Aviation topics can span several categories, and contain several subsets. Your topic should cater to your presentation audience; college students may be interested in career opportunities in commercial or military aviation, while senior citizens may enjoy historical aircraft restoration or historical figures. Frequent business travelers may be more interested in commercial airline topics, such as safety issues. Get as much information as possible about the purpose of your presentation and audience to help you provide meaningful information.
Commercial Airline Safety
In 2011, a section of a Southwest Airlines commercial airliner peeled away as it climbed above Arizona, reigniting concerns of airline structural integrity that arose when a similar incident occurred in an Aloha Airlines aircraft in 1988. The similarities of the accident occurring in two 737s reawakened concerns on aging airplanes and manufacturing standards. The National Transportation Safety Board is responsible for investigating airline accidents, and has called on the Federal Aviation Administration to be more proactive on retiring aging airplanes. Your presentation can take a look at current guidelines, proposed changes, and what manufacturers such as Boeing are saying about this issue.
Personal Aviation Careers
Individuals can obtain a personal pilot’s license (PPL) that is like a driver’s license for the sky.

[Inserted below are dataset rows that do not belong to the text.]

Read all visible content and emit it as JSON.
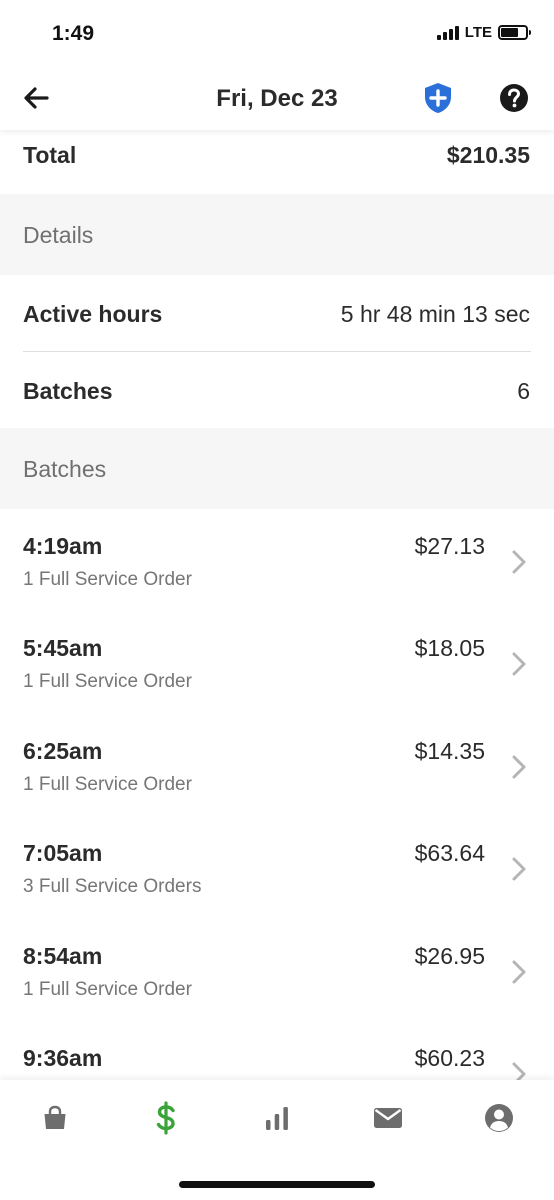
{
  "status_bar": {
    "time": "1:49",
    "network": "LTE"
  },
  "header": {
    "title": "Fri, Dec 23",
    "back_icon": "arrow-left-icon",
    "shield_icon": "shield-plus-icon",
    "help_icon": "help-circle-icon"
  },
  "summary": {
    "total_label": "Total",
    "total_value": "$210.35"
  },
  "details": {
    "section_title": "Details",
    "active_hours_label": "Active hours",
    "active_hours_value": "5 hr 48 min 13 sec",
    "batches_label": "Batches",
    "batches_value": "6"
  },
  "batches": {
    "section_title": "Batches",
    "items": [
      {
        "time": "4:19am",
        "orders": "1 Full Service Order",
        "amount": "$27.13"
      },
      {
        "time": "5:45am",
        "orders": "1 Full Service Order",
        "amount": "$18.05"
      },
      {
        "time": "6:25am",
        "orders": "1 Full Service Order",
        "amount": "$14.35"
      },
      {
        "time": "7:05am",
        "orders": "3 Full Service Orders",
        "amount": "$63.64"
      },
      {
        "time": "8:54am",
        "orders": "1 Full Service Order",
        "amount": "$26.95"
      },
      {
        "time": "9:36am",
        "orders": "",
        "amount": "$60.23"
      }
    ]
  },
  "tab_bar": {
    "tabs": [
      {
        "icon": "shopping-bag-icon",
        "active": false
      },
      {
        "icon": "dollar-sign-icon",
        "active": true
      },
      {
        "icon": "bar-chart-icon",
        "active": false
      },
      {
        "icon": "mail-icon",
        "active": false
      },
      {
        "icon": "account-icon",
        "active": false
      }
    ]
  },
  "colors": {
    "accent_blue": "#2b6fd8",
    "active_green": "#3aa33a",
    "inactive_icon": "#6d6d6d",
    "section_bg": "#f6f6f6"
  }
}
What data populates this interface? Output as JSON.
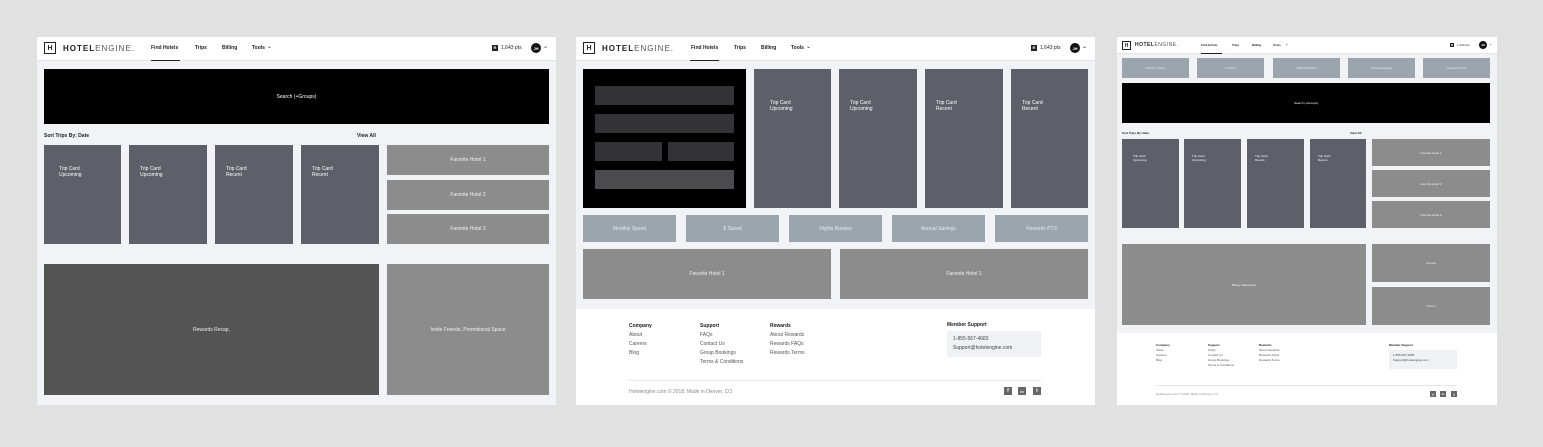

In addition to flying for pleasure, once you have your PPL and a suitable airplane, you can pursue other careers, such as tour or sightseeing guide, crop-dusting, providing private transportation or even working as an instructor at a flight school. Your presentation can detail the steps and requirements necessary for obtaining the PPL, including any annual re-certification requirements and profiles of small plane pilots who have found new careers in personal aviation.
Anyone with a passion for aviation is interested in aviation history, including pioneers of flight. Many of these figures have interesting personal stories that make good presentation material, such as transatlantic flight pioneer Charles Lindbergh; the mysterious disappearance of Amelia Earhart; and the adventurous flights of Charles Yeager. In addition to the historical interest, your presentation can highlight the significance of these pioneers, and how their individual contributions directly impact modern aviation.
The interest in historical aircraft and restoration is evident at the numerous aircraft shows that take place around the country. Personal stories on the challenges of aircraft restoration can give your presentation a riveting human element, such as the history of the plane restored, as well as the pilot restoring it. The restoration efforts do not have to be on military aircraft; many small, personal airplanes have been restored and original owners traced, who are then able to fly in the same aircraft they flew decades earlier. Researching the process of restoration and challenges encountered can offer you some excellent presentation material.
Based in Central Texas, Karen S. Johnson is a marketing professional with more than 30 years' experience and specializes in business and equestrian topics. Her articles have appeared in several trade and business publications such as the Houston Chronicle. Johnson also co-authored a series of communications publications for the U.S. Agency for International Development. She holds a Bachelor of Science in speech from UT-Austin.